Listed entries ▸
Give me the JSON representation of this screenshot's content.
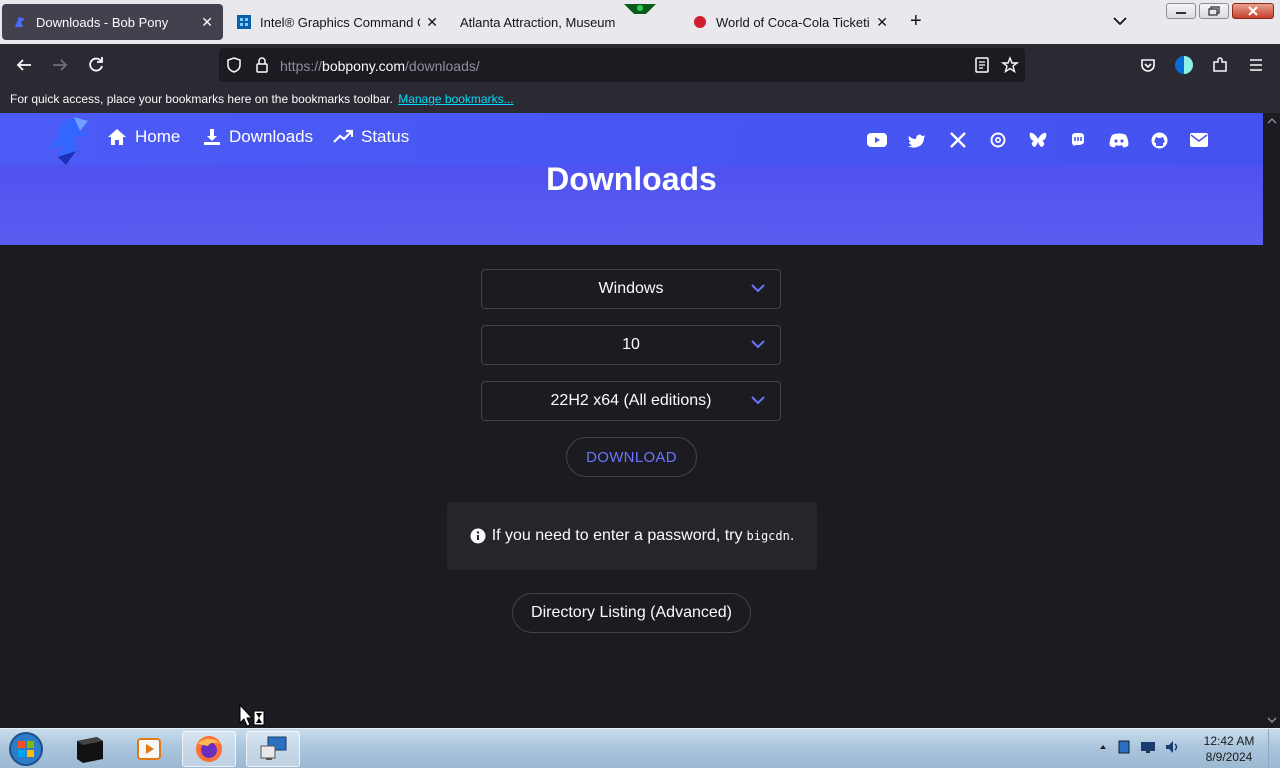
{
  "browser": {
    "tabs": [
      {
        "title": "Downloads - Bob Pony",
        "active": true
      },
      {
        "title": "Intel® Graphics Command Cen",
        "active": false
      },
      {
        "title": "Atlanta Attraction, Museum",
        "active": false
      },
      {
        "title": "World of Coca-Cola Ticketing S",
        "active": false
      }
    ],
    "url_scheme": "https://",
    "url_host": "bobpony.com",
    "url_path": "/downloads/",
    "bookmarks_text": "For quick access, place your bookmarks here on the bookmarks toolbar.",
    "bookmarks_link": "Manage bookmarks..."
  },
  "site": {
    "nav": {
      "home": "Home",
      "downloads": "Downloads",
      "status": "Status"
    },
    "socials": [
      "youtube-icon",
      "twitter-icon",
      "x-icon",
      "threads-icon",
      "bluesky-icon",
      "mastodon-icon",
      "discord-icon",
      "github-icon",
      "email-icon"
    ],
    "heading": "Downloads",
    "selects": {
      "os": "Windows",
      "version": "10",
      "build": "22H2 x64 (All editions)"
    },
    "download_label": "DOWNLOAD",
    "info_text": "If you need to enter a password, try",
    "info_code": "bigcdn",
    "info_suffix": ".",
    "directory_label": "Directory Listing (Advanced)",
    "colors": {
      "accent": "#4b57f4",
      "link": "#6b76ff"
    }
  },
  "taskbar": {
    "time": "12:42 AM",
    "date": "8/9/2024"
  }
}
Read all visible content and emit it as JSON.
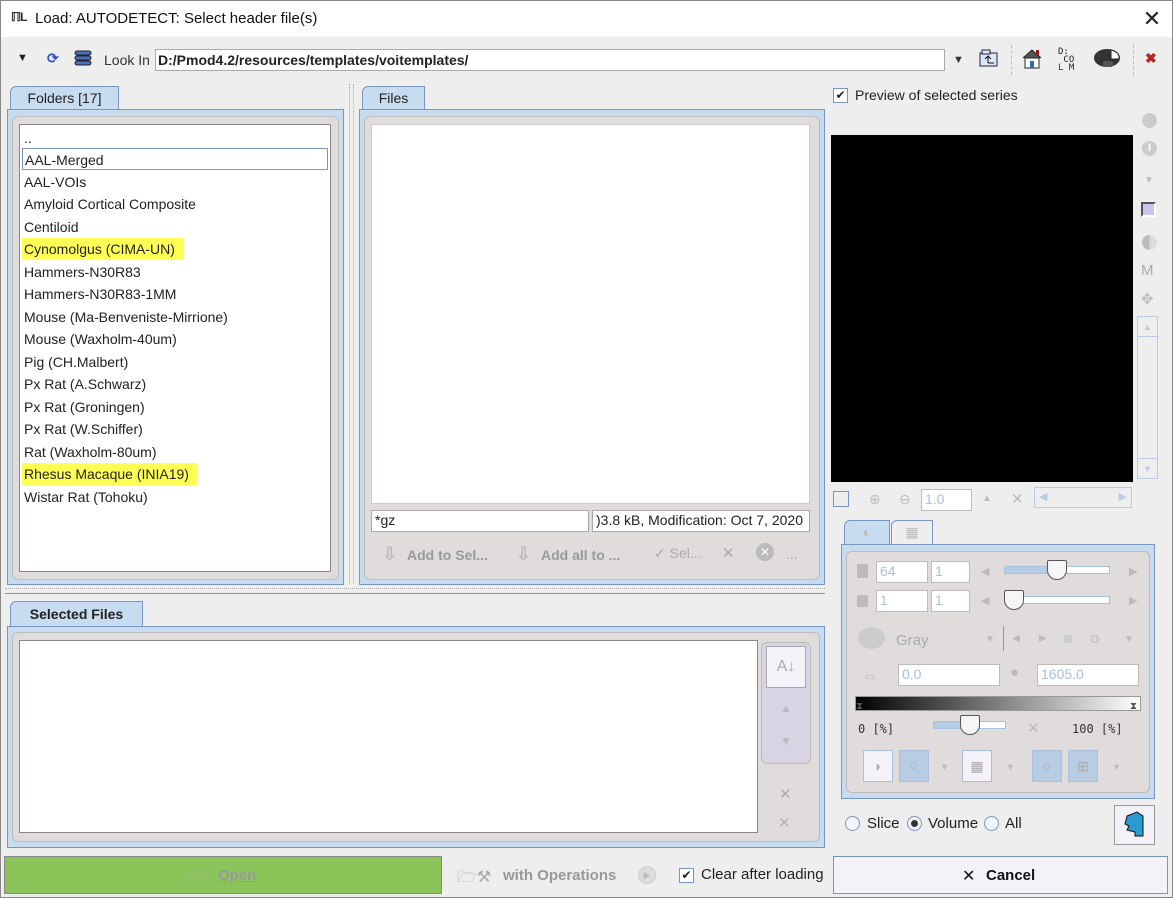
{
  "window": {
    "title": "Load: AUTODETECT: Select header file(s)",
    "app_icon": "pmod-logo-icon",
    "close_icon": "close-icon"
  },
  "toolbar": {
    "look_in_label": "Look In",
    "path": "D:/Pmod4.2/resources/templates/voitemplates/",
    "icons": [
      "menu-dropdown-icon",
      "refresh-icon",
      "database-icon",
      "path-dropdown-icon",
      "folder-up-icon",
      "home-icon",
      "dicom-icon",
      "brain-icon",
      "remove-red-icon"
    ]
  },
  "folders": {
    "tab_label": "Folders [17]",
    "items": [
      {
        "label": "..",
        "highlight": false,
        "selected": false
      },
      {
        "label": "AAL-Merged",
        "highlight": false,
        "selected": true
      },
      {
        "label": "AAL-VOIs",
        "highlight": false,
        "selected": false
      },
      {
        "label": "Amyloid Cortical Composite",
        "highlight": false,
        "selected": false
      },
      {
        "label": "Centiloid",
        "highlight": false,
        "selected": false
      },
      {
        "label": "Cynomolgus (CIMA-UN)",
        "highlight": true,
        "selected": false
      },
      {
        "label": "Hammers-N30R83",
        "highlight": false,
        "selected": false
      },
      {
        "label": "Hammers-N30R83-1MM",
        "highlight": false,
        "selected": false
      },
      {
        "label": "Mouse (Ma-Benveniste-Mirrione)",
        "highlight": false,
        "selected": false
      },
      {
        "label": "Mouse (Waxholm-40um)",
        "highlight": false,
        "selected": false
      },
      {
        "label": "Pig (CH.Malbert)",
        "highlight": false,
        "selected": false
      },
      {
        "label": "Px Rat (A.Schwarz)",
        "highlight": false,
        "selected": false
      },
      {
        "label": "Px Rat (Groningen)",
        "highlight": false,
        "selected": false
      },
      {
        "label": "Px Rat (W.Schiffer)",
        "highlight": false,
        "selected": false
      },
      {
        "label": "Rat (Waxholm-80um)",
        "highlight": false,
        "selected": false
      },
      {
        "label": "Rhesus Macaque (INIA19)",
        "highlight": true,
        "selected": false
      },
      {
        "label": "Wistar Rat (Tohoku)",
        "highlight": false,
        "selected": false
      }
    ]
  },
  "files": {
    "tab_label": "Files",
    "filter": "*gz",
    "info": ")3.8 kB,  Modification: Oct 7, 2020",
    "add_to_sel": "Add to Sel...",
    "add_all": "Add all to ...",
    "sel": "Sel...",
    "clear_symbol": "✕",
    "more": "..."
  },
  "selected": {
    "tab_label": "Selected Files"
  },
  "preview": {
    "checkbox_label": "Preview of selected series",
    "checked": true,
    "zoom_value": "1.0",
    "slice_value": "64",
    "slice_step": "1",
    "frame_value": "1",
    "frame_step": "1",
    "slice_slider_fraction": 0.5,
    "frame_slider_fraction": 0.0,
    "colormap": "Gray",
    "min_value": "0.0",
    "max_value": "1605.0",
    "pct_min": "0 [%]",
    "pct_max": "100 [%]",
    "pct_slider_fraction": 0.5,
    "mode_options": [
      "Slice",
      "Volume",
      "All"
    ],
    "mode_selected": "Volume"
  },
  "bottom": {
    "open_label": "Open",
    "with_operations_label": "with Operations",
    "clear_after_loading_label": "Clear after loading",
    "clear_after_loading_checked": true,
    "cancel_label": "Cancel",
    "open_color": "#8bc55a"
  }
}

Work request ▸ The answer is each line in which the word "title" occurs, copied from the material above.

Finished exercise ▸
        "title": "Downloads - Bob Pony",
        "title": "Intel® Graphics Command Cen",
        "title": "Atlanta Attraction, Museum",
        "title": "World of Coca-Cola Ticketing S",
    "title": "Load: AUTODETECT: Select header file(s)",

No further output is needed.